For some White men nominees, lack of qualifications has not blocked confirmation. But Black women and others from marginalized backgrounds often face challenges even when they have stellar backgrounds and qualifications — as they usually do, simply to be nominated.
Consider Ohio State University professor Koritha Mitchell’s research, which argues that people charged with evaluating candidates for prestigious positions often enact hostile tendencies such as “know-your-place-aggression” and overlook White mediocrity. Know-your-place-aggression refers to the “flexible, dynamic array of forces that answer the achievements of marginalized groups such that their success brings aggression as often as praise.”
Black women’s future confirmations
Since a lengthy and rigorous vetting process generally happens before a president makes a formal nomination, most nominees are confirmed without much controversy and publicity. In fact, few people ever hear about the thousands of nominees processed by the Senate annually. But some — especially individuals from marginalized groups nominated by Democratic presidents — are delayed or rejected by Republican senators. Some overcome undue confirmation obstacles, like Clarke, Brooks-LaSure and Jackson. Many other Black women nominees in the queue, such as Jackson-Akiwumi, await Senate action.
More Black women may soon serve in the federal government, given calls for increased representation, and a supportive President Biden and Democrats in the Senate.

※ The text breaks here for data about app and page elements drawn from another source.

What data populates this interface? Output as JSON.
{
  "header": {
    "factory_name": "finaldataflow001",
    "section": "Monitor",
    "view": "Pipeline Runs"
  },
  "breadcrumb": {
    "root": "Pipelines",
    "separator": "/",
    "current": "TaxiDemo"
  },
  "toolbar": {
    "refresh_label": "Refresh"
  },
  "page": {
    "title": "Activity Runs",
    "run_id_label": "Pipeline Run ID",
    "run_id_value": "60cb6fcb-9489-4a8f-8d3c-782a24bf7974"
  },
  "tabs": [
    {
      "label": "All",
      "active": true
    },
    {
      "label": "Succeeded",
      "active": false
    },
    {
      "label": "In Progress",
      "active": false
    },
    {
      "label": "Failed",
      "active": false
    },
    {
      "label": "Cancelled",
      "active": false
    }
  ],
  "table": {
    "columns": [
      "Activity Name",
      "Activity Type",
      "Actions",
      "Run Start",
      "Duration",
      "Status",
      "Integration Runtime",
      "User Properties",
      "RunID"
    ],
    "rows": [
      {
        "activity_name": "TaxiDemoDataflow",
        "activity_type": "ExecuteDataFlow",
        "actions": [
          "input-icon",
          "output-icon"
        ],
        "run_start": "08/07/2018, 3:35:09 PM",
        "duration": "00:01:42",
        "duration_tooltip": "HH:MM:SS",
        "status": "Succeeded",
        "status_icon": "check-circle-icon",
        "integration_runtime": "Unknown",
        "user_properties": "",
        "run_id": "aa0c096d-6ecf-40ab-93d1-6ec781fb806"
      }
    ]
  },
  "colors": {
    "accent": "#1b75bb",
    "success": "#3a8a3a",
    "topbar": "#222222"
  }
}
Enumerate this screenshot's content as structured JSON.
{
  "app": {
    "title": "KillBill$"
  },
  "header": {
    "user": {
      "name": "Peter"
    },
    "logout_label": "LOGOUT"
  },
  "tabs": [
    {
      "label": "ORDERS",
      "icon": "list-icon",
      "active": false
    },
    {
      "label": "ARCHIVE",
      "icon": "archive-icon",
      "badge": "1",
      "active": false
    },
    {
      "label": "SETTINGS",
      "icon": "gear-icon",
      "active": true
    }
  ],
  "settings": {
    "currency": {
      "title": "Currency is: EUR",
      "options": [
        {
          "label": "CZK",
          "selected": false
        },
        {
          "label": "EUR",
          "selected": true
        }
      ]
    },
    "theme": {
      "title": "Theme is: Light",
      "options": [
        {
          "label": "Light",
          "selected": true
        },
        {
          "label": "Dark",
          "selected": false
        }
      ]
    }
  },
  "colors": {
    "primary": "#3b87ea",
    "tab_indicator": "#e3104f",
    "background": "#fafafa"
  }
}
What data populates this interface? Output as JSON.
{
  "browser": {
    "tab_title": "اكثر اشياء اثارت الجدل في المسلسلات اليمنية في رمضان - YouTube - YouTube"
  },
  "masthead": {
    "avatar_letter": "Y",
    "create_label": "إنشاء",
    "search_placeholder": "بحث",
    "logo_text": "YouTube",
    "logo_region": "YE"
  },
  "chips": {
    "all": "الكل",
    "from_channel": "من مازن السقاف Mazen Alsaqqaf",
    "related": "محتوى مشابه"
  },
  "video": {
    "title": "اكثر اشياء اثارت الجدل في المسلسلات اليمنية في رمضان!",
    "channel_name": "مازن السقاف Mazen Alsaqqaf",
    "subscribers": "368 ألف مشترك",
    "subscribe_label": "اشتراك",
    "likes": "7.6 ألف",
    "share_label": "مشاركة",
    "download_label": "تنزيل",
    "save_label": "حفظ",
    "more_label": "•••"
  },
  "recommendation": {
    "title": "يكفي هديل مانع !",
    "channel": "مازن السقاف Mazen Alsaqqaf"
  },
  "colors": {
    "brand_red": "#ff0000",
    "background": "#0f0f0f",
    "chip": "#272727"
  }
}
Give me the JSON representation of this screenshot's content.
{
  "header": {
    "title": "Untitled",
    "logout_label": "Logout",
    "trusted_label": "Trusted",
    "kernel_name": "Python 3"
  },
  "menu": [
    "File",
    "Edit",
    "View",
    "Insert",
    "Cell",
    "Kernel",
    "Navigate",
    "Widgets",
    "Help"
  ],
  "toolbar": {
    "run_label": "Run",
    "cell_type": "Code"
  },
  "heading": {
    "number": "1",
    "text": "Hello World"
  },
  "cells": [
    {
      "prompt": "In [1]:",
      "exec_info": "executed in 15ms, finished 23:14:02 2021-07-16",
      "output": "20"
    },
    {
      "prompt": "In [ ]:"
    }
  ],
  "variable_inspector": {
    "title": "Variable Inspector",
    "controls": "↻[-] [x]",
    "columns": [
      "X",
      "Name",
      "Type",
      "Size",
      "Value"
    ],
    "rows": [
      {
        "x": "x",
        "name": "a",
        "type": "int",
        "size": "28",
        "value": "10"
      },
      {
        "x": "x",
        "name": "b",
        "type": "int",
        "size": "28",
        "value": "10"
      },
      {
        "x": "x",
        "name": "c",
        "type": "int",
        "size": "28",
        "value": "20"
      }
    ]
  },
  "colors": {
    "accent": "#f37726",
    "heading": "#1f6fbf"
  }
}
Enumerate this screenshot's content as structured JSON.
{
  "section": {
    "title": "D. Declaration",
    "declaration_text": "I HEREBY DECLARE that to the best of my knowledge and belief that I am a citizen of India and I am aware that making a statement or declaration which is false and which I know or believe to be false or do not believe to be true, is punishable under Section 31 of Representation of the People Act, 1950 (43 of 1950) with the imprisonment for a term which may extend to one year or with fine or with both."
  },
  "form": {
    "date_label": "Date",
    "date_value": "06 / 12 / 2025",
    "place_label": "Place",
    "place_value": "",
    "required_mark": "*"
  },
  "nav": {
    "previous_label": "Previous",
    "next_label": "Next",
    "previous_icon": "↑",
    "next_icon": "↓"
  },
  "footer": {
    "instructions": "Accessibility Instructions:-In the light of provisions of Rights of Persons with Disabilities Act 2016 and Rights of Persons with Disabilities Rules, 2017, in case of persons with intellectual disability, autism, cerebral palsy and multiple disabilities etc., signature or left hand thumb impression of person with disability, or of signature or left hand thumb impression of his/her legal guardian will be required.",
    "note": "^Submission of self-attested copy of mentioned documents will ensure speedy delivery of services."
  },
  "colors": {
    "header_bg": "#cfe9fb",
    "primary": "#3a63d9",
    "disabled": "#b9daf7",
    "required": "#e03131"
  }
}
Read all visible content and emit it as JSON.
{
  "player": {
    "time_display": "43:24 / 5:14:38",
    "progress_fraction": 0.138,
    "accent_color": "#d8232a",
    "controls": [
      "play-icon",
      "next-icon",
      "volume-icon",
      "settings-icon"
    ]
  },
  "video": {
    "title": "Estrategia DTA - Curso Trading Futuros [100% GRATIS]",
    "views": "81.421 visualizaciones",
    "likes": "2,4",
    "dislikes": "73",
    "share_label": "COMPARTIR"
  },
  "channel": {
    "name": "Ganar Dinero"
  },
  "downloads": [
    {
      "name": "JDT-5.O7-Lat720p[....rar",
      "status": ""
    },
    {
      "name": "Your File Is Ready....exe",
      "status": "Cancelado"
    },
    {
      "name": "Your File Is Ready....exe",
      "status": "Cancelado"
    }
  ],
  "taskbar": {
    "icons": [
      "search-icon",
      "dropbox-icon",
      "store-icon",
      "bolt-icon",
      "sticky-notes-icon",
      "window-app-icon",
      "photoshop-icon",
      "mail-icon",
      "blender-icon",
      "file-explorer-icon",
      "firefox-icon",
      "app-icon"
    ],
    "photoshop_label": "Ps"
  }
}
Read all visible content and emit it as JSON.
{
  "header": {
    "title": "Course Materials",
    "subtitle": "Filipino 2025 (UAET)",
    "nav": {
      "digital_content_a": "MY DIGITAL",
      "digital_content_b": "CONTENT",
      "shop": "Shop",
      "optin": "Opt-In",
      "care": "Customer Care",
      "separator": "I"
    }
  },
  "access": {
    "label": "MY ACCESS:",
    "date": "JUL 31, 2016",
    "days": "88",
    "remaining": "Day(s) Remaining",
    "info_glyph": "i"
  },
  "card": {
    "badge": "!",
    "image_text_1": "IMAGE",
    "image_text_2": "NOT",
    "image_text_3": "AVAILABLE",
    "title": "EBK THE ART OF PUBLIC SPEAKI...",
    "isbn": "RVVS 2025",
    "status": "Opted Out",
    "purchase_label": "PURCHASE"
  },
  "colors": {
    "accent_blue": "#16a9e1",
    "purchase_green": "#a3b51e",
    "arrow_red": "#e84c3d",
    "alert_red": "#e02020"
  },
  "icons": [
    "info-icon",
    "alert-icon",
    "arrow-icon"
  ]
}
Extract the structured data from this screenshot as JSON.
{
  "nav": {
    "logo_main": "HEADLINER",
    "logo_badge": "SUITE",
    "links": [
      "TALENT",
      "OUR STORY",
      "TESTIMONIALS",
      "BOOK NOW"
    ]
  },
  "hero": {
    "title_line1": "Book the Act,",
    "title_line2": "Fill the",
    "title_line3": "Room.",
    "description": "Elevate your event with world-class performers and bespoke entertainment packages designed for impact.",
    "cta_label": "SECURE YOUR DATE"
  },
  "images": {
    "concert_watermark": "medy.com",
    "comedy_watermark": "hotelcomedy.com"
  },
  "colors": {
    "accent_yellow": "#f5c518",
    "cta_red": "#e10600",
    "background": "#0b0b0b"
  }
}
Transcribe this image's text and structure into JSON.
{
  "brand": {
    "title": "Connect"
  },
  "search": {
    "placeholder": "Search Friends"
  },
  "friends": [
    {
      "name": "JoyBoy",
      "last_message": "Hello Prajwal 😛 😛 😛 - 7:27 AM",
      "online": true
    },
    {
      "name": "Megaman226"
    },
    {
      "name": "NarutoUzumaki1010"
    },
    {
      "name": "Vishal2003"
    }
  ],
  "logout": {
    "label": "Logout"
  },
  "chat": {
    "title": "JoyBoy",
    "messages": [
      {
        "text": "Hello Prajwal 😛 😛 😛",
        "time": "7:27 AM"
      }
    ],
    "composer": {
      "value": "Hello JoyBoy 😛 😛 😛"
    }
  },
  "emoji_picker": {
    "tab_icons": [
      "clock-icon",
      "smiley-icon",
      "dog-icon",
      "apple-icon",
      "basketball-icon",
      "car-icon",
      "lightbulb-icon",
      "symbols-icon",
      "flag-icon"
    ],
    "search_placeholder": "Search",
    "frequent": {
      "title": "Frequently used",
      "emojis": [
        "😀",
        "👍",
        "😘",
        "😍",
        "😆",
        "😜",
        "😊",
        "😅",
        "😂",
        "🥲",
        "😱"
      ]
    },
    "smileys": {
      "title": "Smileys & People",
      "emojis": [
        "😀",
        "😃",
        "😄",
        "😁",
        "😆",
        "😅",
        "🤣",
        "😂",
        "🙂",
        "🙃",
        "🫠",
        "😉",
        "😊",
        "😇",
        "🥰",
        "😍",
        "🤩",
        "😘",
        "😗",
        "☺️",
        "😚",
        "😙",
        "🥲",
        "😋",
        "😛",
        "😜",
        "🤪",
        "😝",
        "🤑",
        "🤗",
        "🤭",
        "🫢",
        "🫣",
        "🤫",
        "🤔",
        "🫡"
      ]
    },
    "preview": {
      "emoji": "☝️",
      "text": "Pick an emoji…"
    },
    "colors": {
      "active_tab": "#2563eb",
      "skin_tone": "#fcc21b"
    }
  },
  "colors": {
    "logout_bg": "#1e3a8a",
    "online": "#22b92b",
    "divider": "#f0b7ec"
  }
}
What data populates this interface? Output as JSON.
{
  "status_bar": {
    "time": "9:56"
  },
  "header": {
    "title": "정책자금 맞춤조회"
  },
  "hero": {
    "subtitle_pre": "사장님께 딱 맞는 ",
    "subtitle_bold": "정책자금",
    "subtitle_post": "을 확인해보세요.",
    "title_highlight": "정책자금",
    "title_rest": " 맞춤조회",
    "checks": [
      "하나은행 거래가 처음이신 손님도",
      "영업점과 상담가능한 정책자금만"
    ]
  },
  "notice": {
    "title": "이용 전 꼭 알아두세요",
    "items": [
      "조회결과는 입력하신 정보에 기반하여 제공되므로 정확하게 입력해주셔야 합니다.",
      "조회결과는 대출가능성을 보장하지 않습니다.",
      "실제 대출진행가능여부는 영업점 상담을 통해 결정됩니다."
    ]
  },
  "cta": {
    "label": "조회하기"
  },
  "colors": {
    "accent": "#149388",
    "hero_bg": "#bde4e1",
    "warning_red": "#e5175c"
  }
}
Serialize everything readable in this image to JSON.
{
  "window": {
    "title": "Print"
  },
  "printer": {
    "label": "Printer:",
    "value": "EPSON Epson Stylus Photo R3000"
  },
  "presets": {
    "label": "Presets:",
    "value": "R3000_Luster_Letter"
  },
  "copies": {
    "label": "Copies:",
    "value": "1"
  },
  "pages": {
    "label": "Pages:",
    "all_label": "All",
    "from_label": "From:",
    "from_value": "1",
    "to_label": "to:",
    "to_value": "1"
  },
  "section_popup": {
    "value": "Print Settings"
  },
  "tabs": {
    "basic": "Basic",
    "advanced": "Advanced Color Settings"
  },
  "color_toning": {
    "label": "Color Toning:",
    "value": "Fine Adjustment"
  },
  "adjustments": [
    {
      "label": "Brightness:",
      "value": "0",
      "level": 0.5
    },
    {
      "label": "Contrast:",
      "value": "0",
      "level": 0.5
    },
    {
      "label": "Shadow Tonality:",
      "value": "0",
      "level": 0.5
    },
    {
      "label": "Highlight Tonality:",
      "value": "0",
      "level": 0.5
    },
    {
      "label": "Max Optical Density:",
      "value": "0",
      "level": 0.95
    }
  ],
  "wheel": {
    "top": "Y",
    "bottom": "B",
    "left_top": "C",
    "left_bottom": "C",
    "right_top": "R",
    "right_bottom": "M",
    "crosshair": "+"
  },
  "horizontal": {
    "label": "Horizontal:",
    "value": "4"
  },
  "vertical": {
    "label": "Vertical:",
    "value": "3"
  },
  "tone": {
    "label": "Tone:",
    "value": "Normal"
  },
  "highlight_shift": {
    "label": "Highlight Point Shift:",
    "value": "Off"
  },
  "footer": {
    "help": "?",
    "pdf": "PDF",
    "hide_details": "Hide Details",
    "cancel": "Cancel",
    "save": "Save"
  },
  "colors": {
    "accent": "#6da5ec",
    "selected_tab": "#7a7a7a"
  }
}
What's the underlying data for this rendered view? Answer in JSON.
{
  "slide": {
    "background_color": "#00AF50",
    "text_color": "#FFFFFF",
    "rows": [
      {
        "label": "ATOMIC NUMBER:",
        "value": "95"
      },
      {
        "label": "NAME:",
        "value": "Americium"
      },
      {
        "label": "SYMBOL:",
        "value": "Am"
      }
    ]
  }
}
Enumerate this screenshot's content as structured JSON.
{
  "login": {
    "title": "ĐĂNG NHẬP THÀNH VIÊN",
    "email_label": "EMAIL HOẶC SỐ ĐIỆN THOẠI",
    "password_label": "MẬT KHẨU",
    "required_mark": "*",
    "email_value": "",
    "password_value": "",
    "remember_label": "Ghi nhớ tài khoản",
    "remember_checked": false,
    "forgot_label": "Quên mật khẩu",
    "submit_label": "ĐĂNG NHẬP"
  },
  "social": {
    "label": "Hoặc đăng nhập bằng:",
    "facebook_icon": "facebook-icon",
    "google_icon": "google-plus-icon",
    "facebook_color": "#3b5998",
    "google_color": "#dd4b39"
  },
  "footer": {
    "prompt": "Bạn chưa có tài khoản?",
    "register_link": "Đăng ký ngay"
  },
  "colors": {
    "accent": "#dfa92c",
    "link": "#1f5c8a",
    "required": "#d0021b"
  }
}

But Clarke, Brooks-LaSure, Jackson, and even Motley’s experiences, remind us that Black women federal nominees will probably endure challenges in being confirmed, especially by Republican senators.
Taneisha N. Means is a professor in the department of political science and Africana studies program at Vassar College.